## [Work to be completed]
What lines below include the word "little"? Copy each one.

Material provided START

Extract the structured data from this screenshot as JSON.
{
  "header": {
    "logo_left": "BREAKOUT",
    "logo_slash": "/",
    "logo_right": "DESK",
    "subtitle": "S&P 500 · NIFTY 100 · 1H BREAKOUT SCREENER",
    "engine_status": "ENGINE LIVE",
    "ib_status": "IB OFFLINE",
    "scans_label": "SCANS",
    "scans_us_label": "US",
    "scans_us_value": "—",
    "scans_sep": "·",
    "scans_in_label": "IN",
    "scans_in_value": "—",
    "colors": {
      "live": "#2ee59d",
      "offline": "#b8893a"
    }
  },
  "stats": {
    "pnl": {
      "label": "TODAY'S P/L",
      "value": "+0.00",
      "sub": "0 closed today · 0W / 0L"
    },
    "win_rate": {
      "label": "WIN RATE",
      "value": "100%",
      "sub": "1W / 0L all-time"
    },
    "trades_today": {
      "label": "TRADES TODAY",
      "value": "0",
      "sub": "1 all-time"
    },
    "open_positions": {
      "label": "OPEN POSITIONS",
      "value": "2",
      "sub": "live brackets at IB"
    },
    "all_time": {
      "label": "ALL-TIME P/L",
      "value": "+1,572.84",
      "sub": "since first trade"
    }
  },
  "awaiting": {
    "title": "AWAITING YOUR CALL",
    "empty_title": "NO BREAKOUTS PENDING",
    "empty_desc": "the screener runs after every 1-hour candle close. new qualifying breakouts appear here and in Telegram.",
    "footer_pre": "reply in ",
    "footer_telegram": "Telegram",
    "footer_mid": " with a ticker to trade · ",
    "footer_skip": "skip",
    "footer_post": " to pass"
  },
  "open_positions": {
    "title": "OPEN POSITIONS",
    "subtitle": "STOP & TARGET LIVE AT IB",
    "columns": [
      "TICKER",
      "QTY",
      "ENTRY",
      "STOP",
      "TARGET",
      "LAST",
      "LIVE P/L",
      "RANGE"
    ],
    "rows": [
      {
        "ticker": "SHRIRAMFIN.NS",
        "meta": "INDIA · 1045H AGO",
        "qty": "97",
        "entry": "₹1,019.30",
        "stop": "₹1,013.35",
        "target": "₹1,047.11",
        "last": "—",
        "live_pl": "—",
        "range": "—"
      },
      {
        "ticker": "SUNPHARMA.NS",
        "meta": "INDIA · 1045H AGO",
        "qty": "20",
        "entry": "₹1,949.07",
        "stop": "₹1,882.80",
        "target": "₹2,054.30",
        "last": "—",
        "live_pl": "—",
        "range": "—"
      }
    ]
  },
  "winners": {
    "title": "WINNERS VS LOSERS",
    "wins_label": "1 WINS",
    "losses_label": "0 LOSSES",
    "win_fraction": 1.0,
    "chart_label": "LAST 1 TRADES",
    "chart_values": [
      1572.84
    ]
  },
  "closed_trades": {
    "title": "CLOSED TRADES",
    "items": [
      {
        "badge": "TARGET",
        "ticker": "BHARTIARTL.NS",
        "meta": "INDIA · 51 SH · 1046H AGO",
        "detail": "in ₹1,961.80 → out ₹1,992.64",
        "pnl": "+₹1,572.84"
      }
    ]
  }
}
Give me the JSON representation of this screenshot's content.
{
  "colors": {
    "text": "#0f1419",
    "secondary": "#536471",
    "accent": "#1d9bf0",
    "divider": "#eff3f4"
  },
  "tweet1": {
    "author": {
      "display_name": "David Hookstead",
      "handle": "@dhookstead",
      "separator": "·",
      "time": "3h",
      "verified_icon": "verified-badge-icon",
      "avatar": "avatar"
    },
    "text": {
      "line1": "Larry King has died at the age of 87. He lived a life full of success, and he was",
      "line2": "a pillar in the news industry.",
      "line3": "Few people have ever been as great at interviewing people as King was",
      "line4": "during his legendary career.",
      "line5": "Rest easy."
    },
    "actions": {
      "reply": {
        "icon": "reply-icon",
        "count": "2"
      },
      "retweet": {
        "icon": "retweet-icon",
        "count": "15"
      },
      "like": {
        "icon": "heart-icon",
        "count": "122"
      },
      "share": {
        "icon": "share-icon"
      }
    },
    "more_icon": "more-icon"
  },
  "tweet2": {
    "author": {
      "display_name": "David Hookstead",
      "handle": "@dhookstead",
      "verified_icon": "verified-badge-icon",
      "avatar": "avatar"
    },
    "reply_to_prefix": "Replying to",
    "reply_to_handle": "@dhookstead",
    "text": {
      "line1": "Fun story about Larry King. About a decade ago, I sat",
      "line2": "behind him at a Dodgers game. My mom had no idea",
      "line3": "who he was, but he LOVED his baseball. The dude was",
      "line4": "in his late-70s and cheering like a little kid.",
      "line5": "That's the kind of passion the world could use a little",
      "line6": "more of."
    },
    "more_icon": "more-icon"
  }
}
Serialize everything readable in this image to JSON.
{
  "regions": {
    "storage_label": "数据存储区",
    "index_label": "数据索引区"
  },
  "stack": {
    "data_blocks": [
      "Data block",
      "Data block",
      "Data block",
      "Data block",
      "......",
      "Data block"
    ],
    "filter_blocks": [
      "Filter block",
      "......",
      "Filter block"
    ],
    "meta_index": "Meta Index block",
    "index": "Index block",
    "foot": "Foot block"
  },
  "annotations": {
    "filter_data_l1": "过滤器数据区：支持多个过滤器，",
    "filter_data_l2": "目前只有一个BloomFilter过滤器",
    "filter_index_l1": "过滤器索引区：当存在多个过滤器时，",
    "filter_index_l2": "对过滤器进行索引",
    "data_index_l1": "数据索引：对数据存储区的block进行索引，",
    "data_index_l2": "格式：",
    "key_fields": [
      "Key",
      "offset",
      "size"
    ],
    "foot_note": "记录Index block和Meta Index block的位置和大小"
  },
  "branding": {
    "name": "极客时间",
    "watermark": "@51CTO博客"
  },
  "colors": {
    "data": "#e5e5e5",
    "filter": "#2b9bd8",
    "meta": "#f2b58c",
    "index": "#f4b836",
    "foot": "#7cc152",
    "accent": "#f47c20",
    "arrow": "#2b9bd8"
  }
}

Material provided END

## [Solution]
      "line4": "in his late-70s and cheering like a little kid.",
      "line5": "That's the kind of passion the world could use a little",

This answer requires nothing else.